See, why rude? See my comment to rjpb below. I find it extremely frustrating to play games with people who deliberately shun an official rule is to penalize and disfavor strategy X, and then turn around and say that using strategy X is rude or out or otherwise socially punished.
rjpb
Feb. 5th, 2005 08:55 am (UTC)
Regardless of whether it is cheating, bluffing is just dumb. I have never played a game where the challenger loses anything by making the challenge, nor do I believe any penalty is justified. Part of the point of a word game like Scrabble is to expand one's vocabulary, and a challenger who does not know a word is being given an opportunity to learn one.

Mainly, however, I think bluffing is dumb because I have such a large vocabulary, larger perhaps than anyone else I know. This sometimes causes problems because people cannot bluff me and because many words I know are not in most dictionaries (not even the OED, which is certainly incomplete in various ways). So I almost never play Scrabble anymore, because having such a large vocabulary bothers people.
thomb
Feb. 6th, 2005 10:17 pm (UTC)
If you don't have a penalty for a failed word, then the correct strategy is deliberately push the envelope on words, putting arbitrarily dubious words down.

Now you might say, "but that's bad!" And I ask, "why is it bad?" I much prefer tinkering with the rules to prohibit or discourage bad play than to say "we're playing a game, these are the rules, and oh, there are extra rules, not written, which you also have to follow and it's bad to break them; we'll get upset and refuse to play with you any more if you break them."

So if you want to play scrabble with me, you get two choices: play with the official challenge rules, and lose a turn for bad words, or I get to put down arbitrarily bogus crap and page through the dictionary.
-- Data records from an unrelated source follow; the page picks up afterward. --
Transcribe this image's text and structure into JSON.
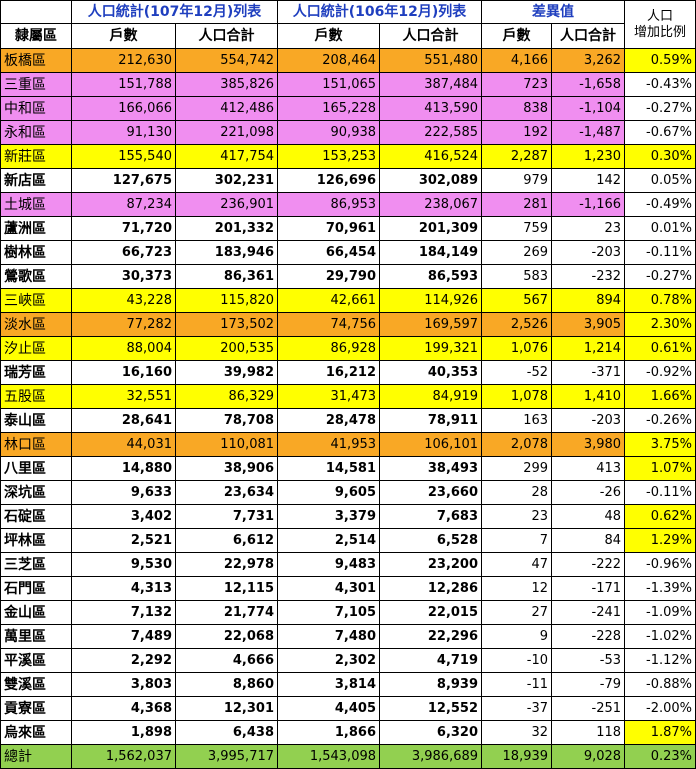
{
  "header": {
    "group_2018": "人口統計(107年12月)列表",
    "group_2017": "人口統計(106年12月)列表",
    "group_diff": "差異值",
    "growth_line1": "人口",
    "growth_line2": "增加比例",
    "col_district": "隸屬區",
    "col_households": "戶數",
    "col_population": "人口合計"
  },
  "colors": {
    "orange": "#f9a825",
    "pink": "#f08ef0",
    "yellow": "#ffff00",
    "green_total": "#92d050",
    "header_blue": "#1f3fbf"
  },
  "rows": [
    {
      "district": "板橋區",
      "h107": "212,630",
      "p107": "554,742",
      "h106": "208,464",
      "p106": "551,480",
      "dh": "4,166",
      "dp": "3,262",
      "pct": "0.59%",
      "bg": "orange",
      "pct_bg": "yellow",
      "bold": false
    },
    {
      "district": "三重區",
      "h107": "151,788",
      "p107": "385,826",
      "h106": "151,065",
      "p106": "387,484",
      "dh": "723",
      "dp": "-1,658",
      "pct": "-0.43%",
      "bg": "pink",
      "pct_bg": "white",
      "bold": false
    },
    {
      "district": "中和區",
      "h107": "166,066",
      "p107": "412,486",
      "h106": "165,228",
      "p106": "413,590",
      "dh": "838",
      "dp": "-1,104",
      "pct": "-0.27%",
      "bg": "pink",
      "pct_bg": "white",
      "bold": false
    },
    {
      "district": "永和區",
      "h107": "91,130",
      "p107": "221,098",
      "h106": "90,938",
      "p106": "222,585",
      "dh": "192",
      "dp": "-1,487",
      "pct": "-0.67%",
      "bg": "pink",
      "pct_bg": "white",
      "bold": false
    },
    {
      "district": "新莊區",
      "h107": "155,540",
      "p107": "417,754",
      "h106": "153,253",
      "p106": "416,524",
      "dh": "2,287",
      "dp": "1,230",
      "pct": "0.30%",
      "bg": "yellow",
      "pct_bg": "yellow",
      "bold": false
    },
    {
      "district": "新店區",
      "h107": "127,675",
      "p107": "302,231",
      "h106": "126,696",
      "p106": "302,089",
      "dh": "979",
      "dp": "142",
      "pct": "0.05%",
      "bg": "white",
      "pct_bg": "white",
      "bold": true
    },
    {
      "district": "土城區",
      "h107": "87,234",
      "p107": "236,901",
      "h106": "86,953",
      "p106": "238,067",
      "dh": "281",
      "dp": "-1,166",
      "pct": "-0.49%",
      "bg": "pink",
      "pct_bg": "white",
      "bold": false
    },
    {
      "district": "蘆洲區",
      "h107": "71,720",
      "p107": "201,332",
      "h106": "70,961",
      "p106": "201,309",
      "dh": "759",
      "dp": "23",
      "pct": "0.01%",
      "bg": "white",
      "pct_bg": "white",
      "bold": true
    },
    {
      "district": "樹林區",
      "h107": "66,723",
      "p107": "183,946",
      "h106": "66,454",
      "p106": "184,149",
      "dh": "269",
      "dp": "-203",
      "pct": "-0.11%",
      "bg": "white",
      "pct_bg": "white",
      "bold": true
    },
    {
      "district": "鶯歌區",
      "h107": "30,373",
      "p107": "86,361",
      "h106": "29,790",
      "p106": "86,593",
      "dh": "583",
      "dp": "-232",
      "pct": "-0.27%",
      "bg": "white",
      "pct_bg": "white",
      "bold": true
    },
    {
      "district": "三峽區",
      "h107": "43,228",
      "p107": "115,820",
      "h106": "42,661",
      "p106": "114,926",
      "dh": "567",
      "dp": "894",
      "pct": "0.78%",
      "bg": "yellow",
      "pct_bg": "yellow",
      "bold": false
    },
    {
      "district": "淡水區",
      "h107": "77,282",
      "p107": "173,502",
      "h106": "74,756",
      "p106": "169,597",
      "dh": "2,526",
      "dp": "3,905",
      "pct": "2.30%",
      "bg": "orange",
      "pct_bg": "yellow",
      "bold": false
    },
    {
      "district": "汐止區",
      "h107": "88,004",
      "p107": "200,535",
      "h106": "86,928",
      "p106": "199,321",
      "dh": "1,076",
      "dp": "1,214",
      "pct": "0.61%",
      "bg": "yellow",
      "pct_bg": "yellow",
      "bold": false
    },
    {
      "district": "瑞芳區",
      "h107": "16,160",
      "p107": "39,982",
      "h106": "16,212",
      "p106": "40,353",
      "dh": "-52",
      "dp": "-371",
      "pct": "-0.92%",
      "bg": "white",
      "pct_bg": "white",
      "bold": true
    },
    {
      "district": "五股區",
      "h107": "32,551",
      "p107": "86,329",
      "h106": "31,473",
      "p106": "84,919",
      "dh": "1,078",
      "dp": "1,410",
      "pct": "1.66%",
      "bg": "yellow",
      "pct_bg": "yellow",
      "bold": false
    },
    {
      "district": "泰山區",
      "h107": "28,641",
      "p107": "78,708",
      "h106": "28,478",
      "p106": "78,911",
      "dh": "163",
      "dp": "-203",
      "pct": "-0.26%",
      "bg": "white",
      "pct_bg": "white",
      "bold": true
    },
    {
      "district": "林口區",
      "h107": "44,031",
      "p107": "110,081",
      "h106": "41,953",
      "p106": "106,101",
      "dh": "2,078",
      "dp": "3,980",
      "pct": "3.75%",
      "bg": "orange",
      "pct_bg": "yellow",
      "bold": false
    },
    {
      "district": "八里區",
      "h107": "14,880",
      "p107": "38,906",
      "h106": "14,581",
      "p106": "38,493",
      "dh": "299",
      "dp": "413",
      "pct": "1.07%",
      "bg": "white",
      "pct_bg": "yellow",
      "bold": true
    },
    {
      "district": "深坑區",
      "h107": "9,633",
      "p107": "23,634",
      "h106": "9,605",
      "p106": "23,660",
      "dh": "28",
      "dp": "-26",
      "pct": "-0.11%",
      "bg": "white",
      "pct_bg": "white",
      "bold": true
    },
    {
      "district": "石碇區",
      "h107": "3,402",
      "p107": "7,731",
      "h106": "3,379",
      "p106": "7,683",
      "dh": "23",
      "dp": "48",
      "pct": "0.62%",
      "bg": "white",
      "pct_bg": "yellow",
      "bold": true
    },
    {
      "district": "坪林區",
      "h107": "2,521",
      "p107": "6,612",
      "h106": "2,514",
      "p106": "6,528",
      "dh": "7",
      "dp": "84",
      "pct": "1.29%",
      "bg": "white",
      "pct_bg": "yellow",
      "bold": true
    },
    {
      "district": "三芝區",
      "h107": "9,530",
      "p107": "22,978",
      "h106": "9,483",
      "p106": "23,200",
      "dh": "47",
      "dp": "-222",
      "pct": "-0.96%",
      "bg": "white",
      "pct_bg": "white",
      "bold": true
    },
    {
      "district": "石門區",
      "h107": "4,313",
      "p107": "12,115",
      "h106": "4,301",
      "p106": "12,286",
      "dh": "12",
      "dp": "-171",
      "pct": "-1.39%",
      "bg": "white",
      "pct_bg": "white",
      "bold": true
    },
    {
      "district": "金山區",
      "h107": "7,132",
      "p107": "21,774",
      "h106": "7,105",
      "p106": "22,015",
      "dh": "27",
      "dp": "-241",
      "pct": "-1.09%",
      "bg": "white",
      "pct_bg": "white",
      "bold": true
    },
    {
      "district": "萬里區",
      "h107": "7,489",
      "p107": "22,068",
      "h106": "7,480",
      "p106": "22,296",
      "dh": "9",
      "dp": "-228",
      "pct": "-1.02%",
      "bg": "white",
      "pct_bg": "white",
      "bold": true
    },
    {
      "district": "平溪區",
      "h107": "2,292",
      "p107": "4,666",
      "h106": "2,302",
      "p106": "4,719",
      "dh": "-10",
      "dp": "-53",
      "pct": "-1.12%",
      "bg": "white",
      "pct_bg": "white",
      "bold": true
    },
    {
      "district": "雙溪區",
      "h107": "3,803",
      "p107": "8,860",
      "h106": "3,814",
      "p106": "8,939",
      "dh": "-11",
      "dp": "-79",
      "pct": "-0.88%",
      "bg": "white",
      "pct_bg": "white",
      "bold": true
    },
    {
      "district": "貢寮區",
      "h107": "4,368",
      "p107": "12,301",
      "h106": "4,405",
      "p106": "12,552",
      "dh": "-37",
      "dp": "-251",
      "pct": "-2.00%",
      "bg": "white",
      "pct_bg": "white",
      "bold": true
    },
    {
      "district": "烏來區",
      "h107": "1,898",
      "p107": "6,438",
      "h106": "1,866",
      "p106": "6,320",
      "dh": "32",
      "dp": "118",
      "pct": "1.87%",
      "bg": "white",
      "pct_bg": "yellow",
      "bold": true
    }
  ],
  "total": {
    "district": "總計",
    "h107": "1,562,037",
    "p107": "3,995,717",
    "h106": "1,543,098",
    "p106": "3,986,689",
    "dh": "18,939",
    "dp": "9,028",
    "pct": "0.23%"
  }
}
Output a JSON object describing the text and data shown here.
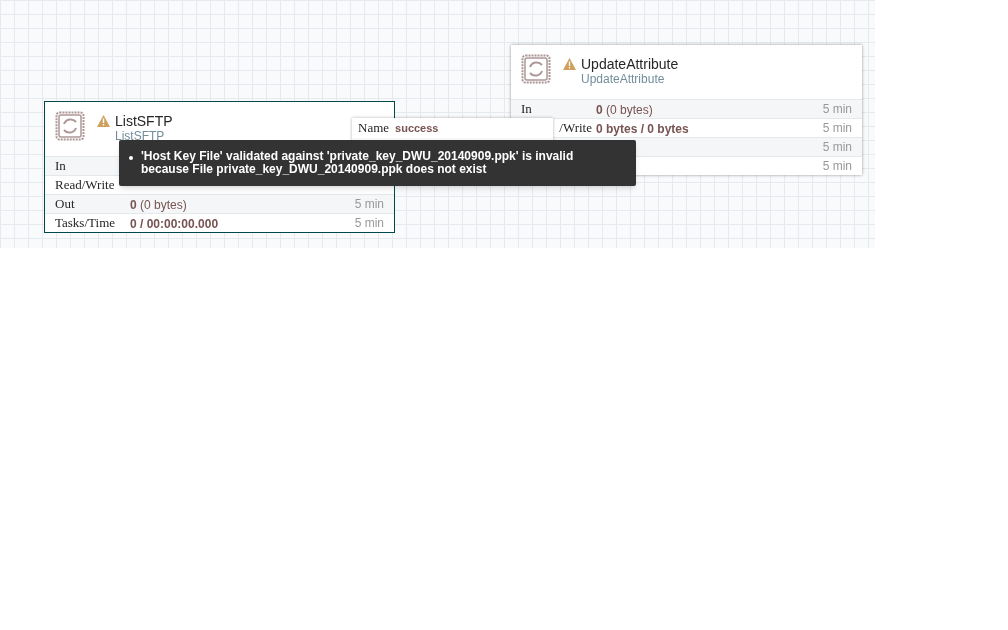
{
  "processors": [
    {
      "name": "ListSFTP",
      "type": "ListSFTP",
      "selected": true,
      "warning": true,
      "stats": [
        {
          "label": "In",
          "clipped": false
        },
        {
          "label": "Read/Write",
          "clipped": false
        },
        {
          "label": "Out",
          "clipped": false,
          "value": "**0** (0 bytes)",
          "time": "5 min"
        },
        {
          "label": "Tasks/Time",
          "clipped": false,
          "value": "**0 / 00:00:00.000**",
          "time": "5 min"
        }
      ]
    },
    {
      "name": "UpdateAttribute",
      "type": "UpdateAttribute",
      "selected": false,
      "warning": true,
      "stats": [
        {
          "label": "In",
          "clipped": false,
          "value": "**0** (0 bytes)",
          "time": "5 min"
        },
        {
          "label": "/Write",
          "clipped": true,
          "value": "**0 bytes / 0 bytes**",
          "time": "5 min"
        },
        {
          "time": "5 min"
        },
        {
          "time": "5 min"
        }
      ]
    }
  ],
  "connection": {
    "name_label": "Name",
    "name": "success"
  },
  "tooltip": {
    "messages": [
      "'Host Key File' validated against 'private_key_DWU_20140909.ppk' is invalid because File private_key_DWU_20140909.ppk does not exist"
    ]
  }
}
You can't complain about the latter if you are unwilling to actually use the rules that discourage them.
( 19 comments — Leave a comment )